*** Opening of Dataset content ***

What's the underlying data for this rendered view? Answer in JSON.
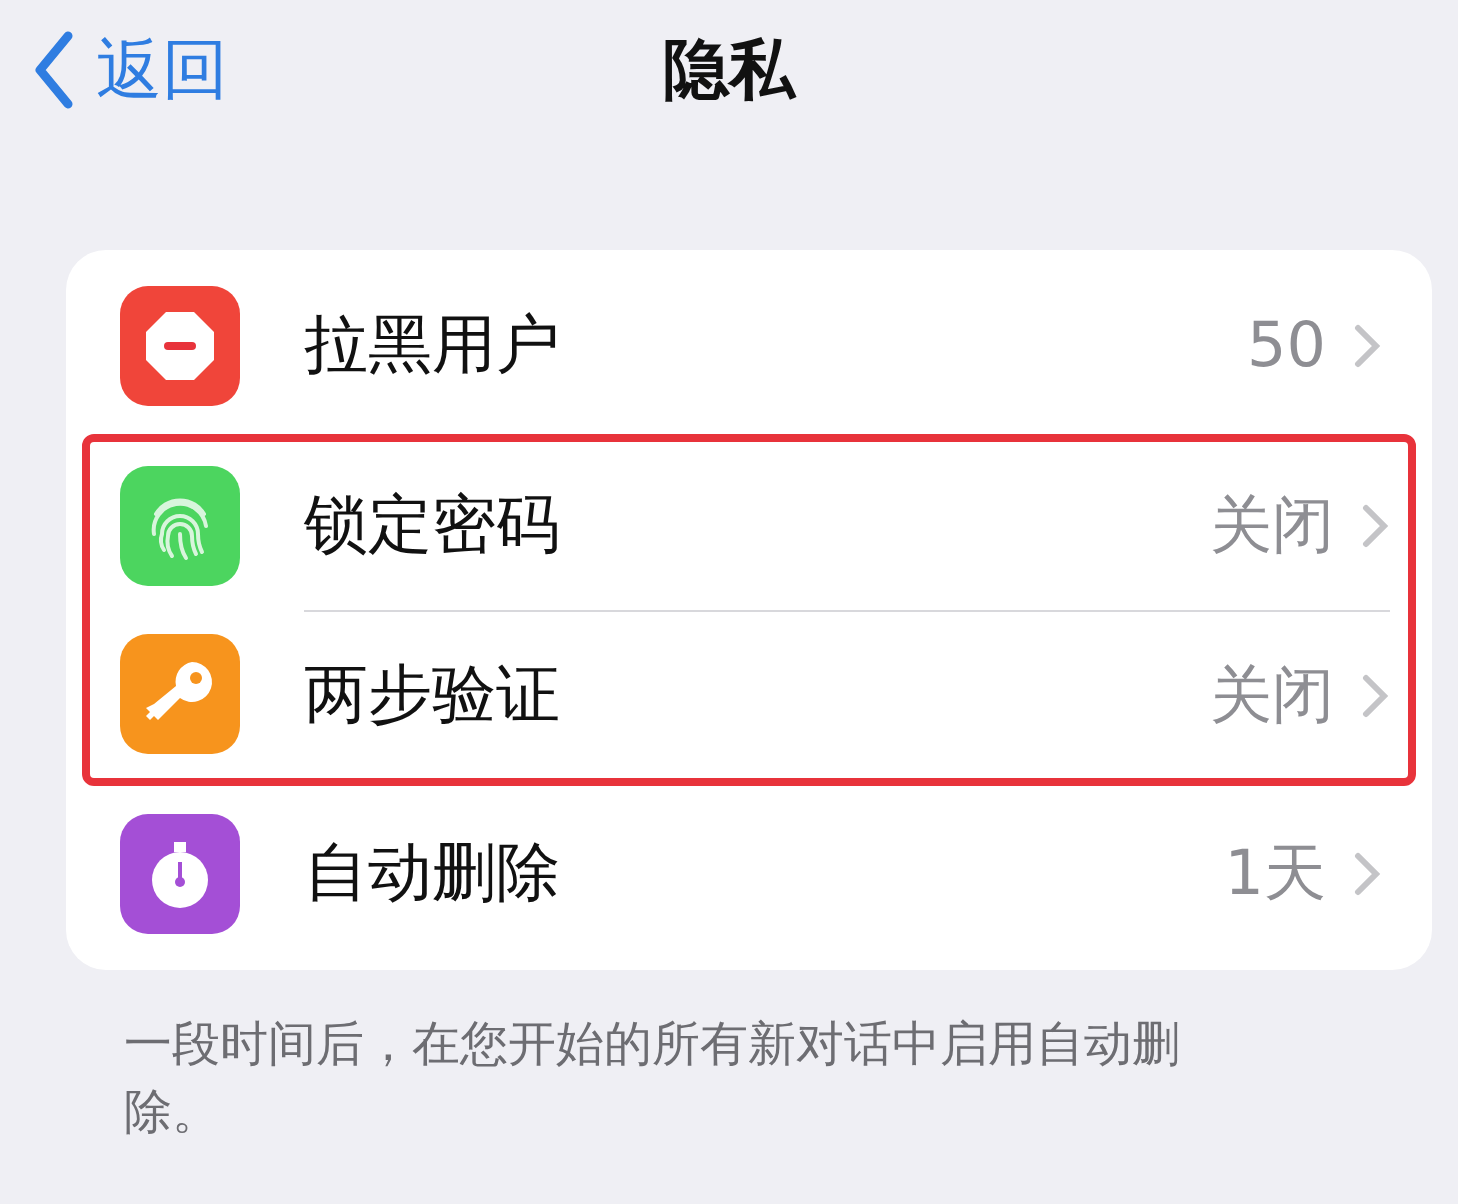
{
  "nav": {
    "back": "返回",
    "title": "隐私"
  },
  "rows": [
    {
      "kind": "blocked",
      "label": "拉黑用户",
      "value": "50",
      "highlighted": false
    },
    {
      "kind": "passcode",
      "label": "锁定密码",
      "value": "关闭",
      "highlighted": true
    },
    {
      "kind": "two-step",
      "label": "两步验证",
      "value": "关闭",
      "highlighted": true
    },
    {
      "kind": "auto-delete",
      "label": "自动删除",
      "value": "1天",
      "highlighted": false
    }
  ],
  "footer": "一段时间后，在您开始的所有新对话中启用自动删除。"
}
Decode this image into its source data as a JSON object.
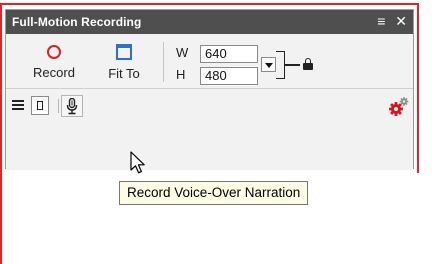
{
  "window": {
    "title": "Full-Motion Recording",
    "title_controls": [
      "≡",
      "✕"
    ]
  },
  "toolbar": {
    "record_label": "Record",
    "fitto_label": "Fit To"
  },
  "dimensions": {
    "width_label": "W",
    "width_value": "640",
    "height_label": "H",
    "height_value": "480"
  },
  "tooltip": {
    "text": "Record Voice-Over Narration"
  },
  "colors": {
    "titlebar": "#4f4f4f",
    "record": "#e21e26",
    "fitto": "#2a71d0",
    "selection_frame": "#e8202a"
  }
}
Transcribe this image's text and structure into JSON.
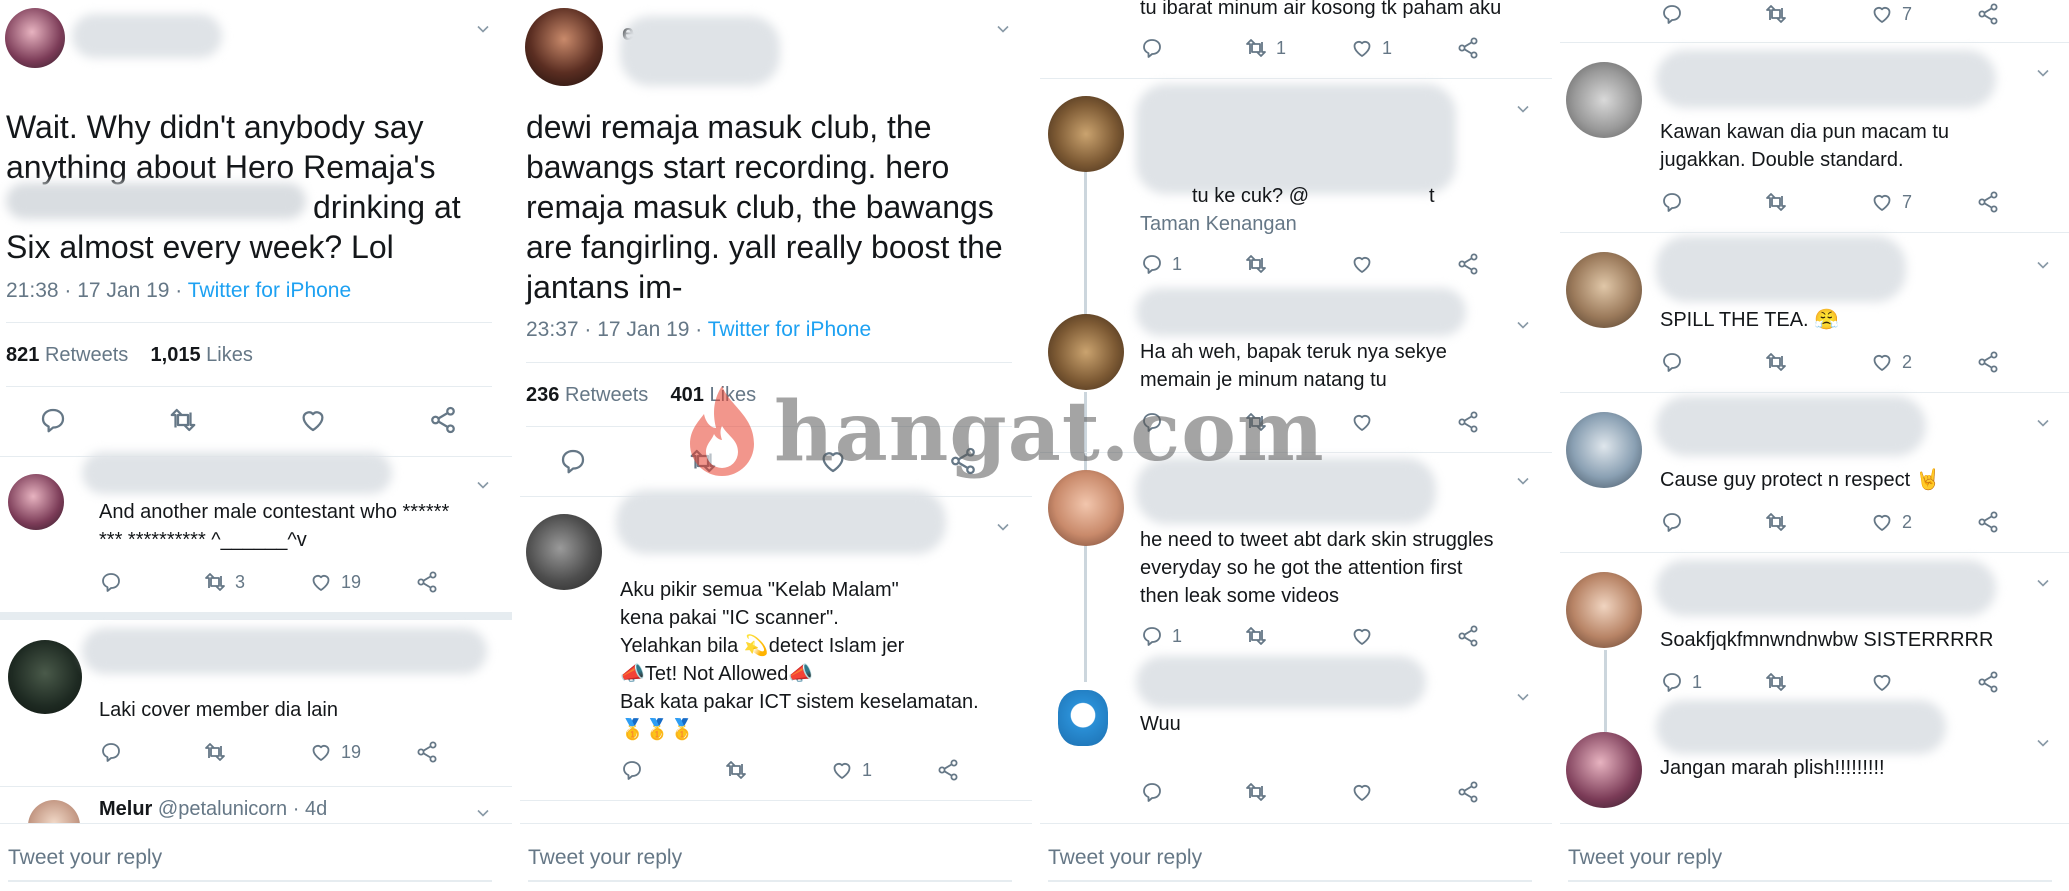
{
  "panel1": {
    "tweet_text": [
      "Wait. Why didn't anybody say",
      "anything about Hero Remaja's",
      "drinking at",
      "Six almost every week? Lol"
    ],
    "time": "21:38 · 17 Jan 19 · ",
    "source": "Twitter for iPhone",
    "retweets": "821",
    "retweets_label": "Retweets",
    "likes": "1,015",
    "likes_label": "Likes",
    "replies": [
      {
        "text": [
          "And another male contestant who ******",
          "*** ********** ^______^v"
        ],
        "retweets": "3",
        "likes": "19"
      },
      {
        "text": [
          "Laki cover member dia lain"
        ],
        "retweets": "",
        "likes": "19"
      },
      {
        "name": "Melur",
        "handle": "@petalunicorn · 4d"
      }
    ]
  },
  "panel2": {
    "author_initial": "e",
    "tweet_text": [
      "dewi remaja masuk club, the",
      "bawangs start recording. hero",
      "remaja masuk club, the bawangs",
      "are fangirling. yall really boost the",
      "jantans im-"
    ],
    "time": "23:37 · 17 Jan 19 · ",
    "source": "Twitter for iPhone",
    "retweets": "236",
    "retweets_label": "Retweets",
    "likes": "401",
    "likes_label": "Likes",
    "reply": {
      "text": [
        "Aku pikir semua \"Kelab Malam\"",
        "kena pakai \"IC scanner\".",
        "Yelahkan bila 💫detect Islam jer",
        "📣Tet! Not Allowed📣",
        "Bak kata pakar ICT sistem keselamatan.",
        "🥇🥇🥇"
      ],
      "likes": "1"
    }
  },
  "panel3": {
    "top_text": "tu ibarat minum air kosong tk paham aku",
    "top_retweets": "1",
    "top_likes": "1",
    "replies": [
      {
        "text": [
          "tu ke cuk? @",
          "t"
        ],
        "location": "Taman Kenangan",
        "replies": "1"
      },
      {
        "text": [
          "Ha ah weh, bapak teruk nya sekye",
          "memain je minum natang tu"
        ]
      },
      {
        "text": [
          "he need to tweet abt dark skin struggles",
          "everyday so he got the attention first",
          "then leak some videos"
        ],
        "replies": "1"
      },
      {
        "text": [
          "Wuu"
        ]
      }
    ]
  },
  "panel4": {
    "top_likes": "7",
    "replies": [
      {
        "text": [
          "Kawan kawan dia pun macam tu",
          "jugakkan. Double standard."
        ],
        "likes": "7"
      },
      {
        "text": [
          "SPILL THE TEA. 😤"
        ],
        "likes": "2"
      },
      {
        "text": [
          "Cause guy protect n respect 🤘"
        ],
        "likes": "2"
      },
      {
        "text": [
          "Soakfjqkfmnwndnwbw SISTERRRRR"
        ],
        "replies": "1"
      },
      {
        "text": [
          "Jangan marah plish!!!!!!!!!"
        ]
      }
    ]
  },
  "footer": {
    "placeholder": "Tweet your reply"
  },
  "watermark": {
    "text": "hangat.com"
  },
  "colors": {
    "link": "#1da1f2",
    "muted": "#657786",
    "divider": "#e6ecf0",
    "text": "#14171a"
  }
}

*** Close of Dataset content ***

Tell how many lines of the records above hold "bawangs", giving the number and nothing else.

2